Finding the Right Off-Campus Mental Health Professional
If you agree it makes sense for your child to see someone off-campus, spend time talking with the mental health professional on the phone: ask about their approach to working with patients, their philosophy, whether or not they have a specialty or concentration (some psychologists specialize in family counseling, or child counseling, while others specialize in substance abuse or coping with the loss of a loved one). Does the therapist have experience helping people with similar problems to your child’s? If your child feels comfortable talking to the counselor or doctor, the next step is for your child to make an appointment.
Before your child’s visit, be sure to find out what your insurance policy covers and doesn’t cover, as well as all applicable fees, limits of sessions, and in-network versus out-of-network provider policies.
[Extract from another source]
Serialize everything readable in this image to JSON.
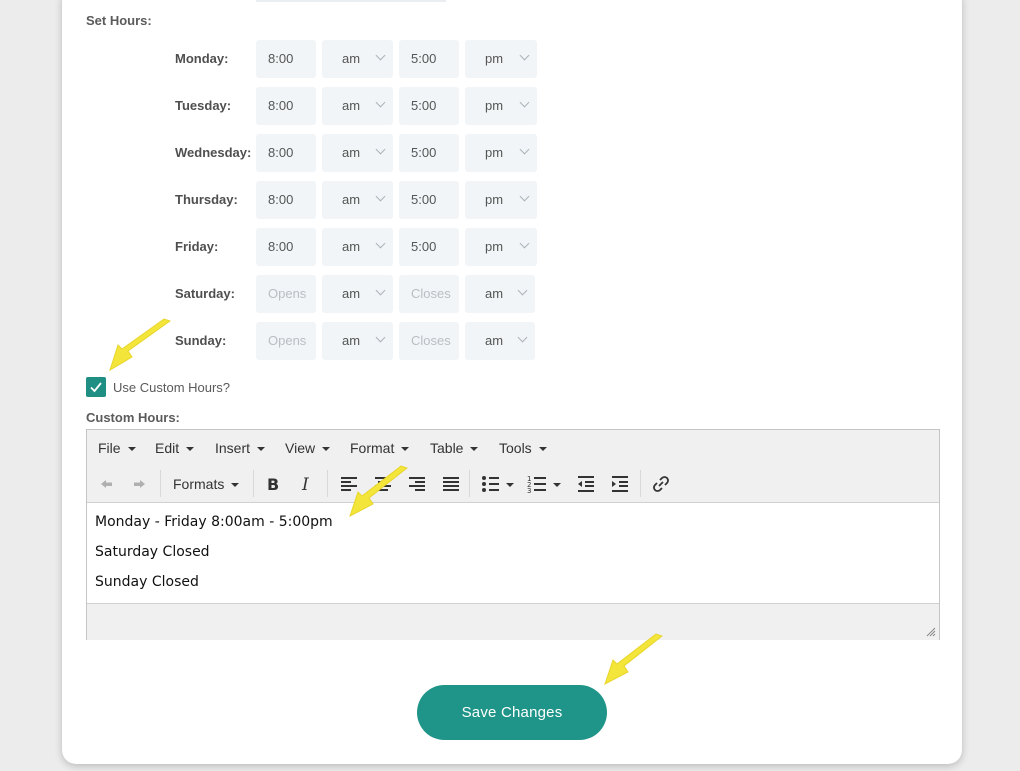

Looking for mental health services in your area? Click here to use SAMHSA’s Mental Health Resource Locator.
During the visit, the counselor or the doctor will want to get to know your child and the reason for the appointment. The counselor will likely ask your child about their problems as well as questions about their life and relationships. This information helps the professional assess a patient’s situation and develop a plan for addressing the problems.
If your child does not feel comfortable with the professional after the first, or even several visits, they should be encouraged to express those feelings at their next meeting. Therapy is a collaborative process, so finding the right match is critical. Don’t be afraid to help your child contact another counselor. Feeling comfortable with the professional your child chooses is very important to the success of their treatment.
- Connecting Your Child with Mental Health Resources on Campus
- Contact Information Every Parent Should Know
- Exploring Campus Mental Health Support Systems
- Finding the Right Off-Campus Mental Health Professional
- Four Things Every Parent Must Know About Emotional Health
- If Your Child is Worried About a Friend
- Medical Leaves of Absence
- Mental Health Conditions: Privacy and Telling Others
- Preventing Suicide: Warning Signs and How to Respond
- Suicide and College Students
- The Basics: Alcohol and Drug Dependence and Abuse
- The Basics: Anxiety Disorders
- The Basics: Attention Deficit Hyperactivity Disorder (ADHD)
- The Basics: Bipolar Disorder
- The Basics: Depression
- The Basics: Eating Disorders
- The Basics: Schizophrenia
- The Basics: Self-Injury (Cutting)
- The Proactive Parent
- Three Important Guidelines for Transitioning with a Diagnosed Condition
- Transferring Treatment to College
- Types of Mental Health Professionals
- What are Mental Health Conditions?
- What to Do When Your Student is Struggling
- Who Will Struggle with Mental Illness?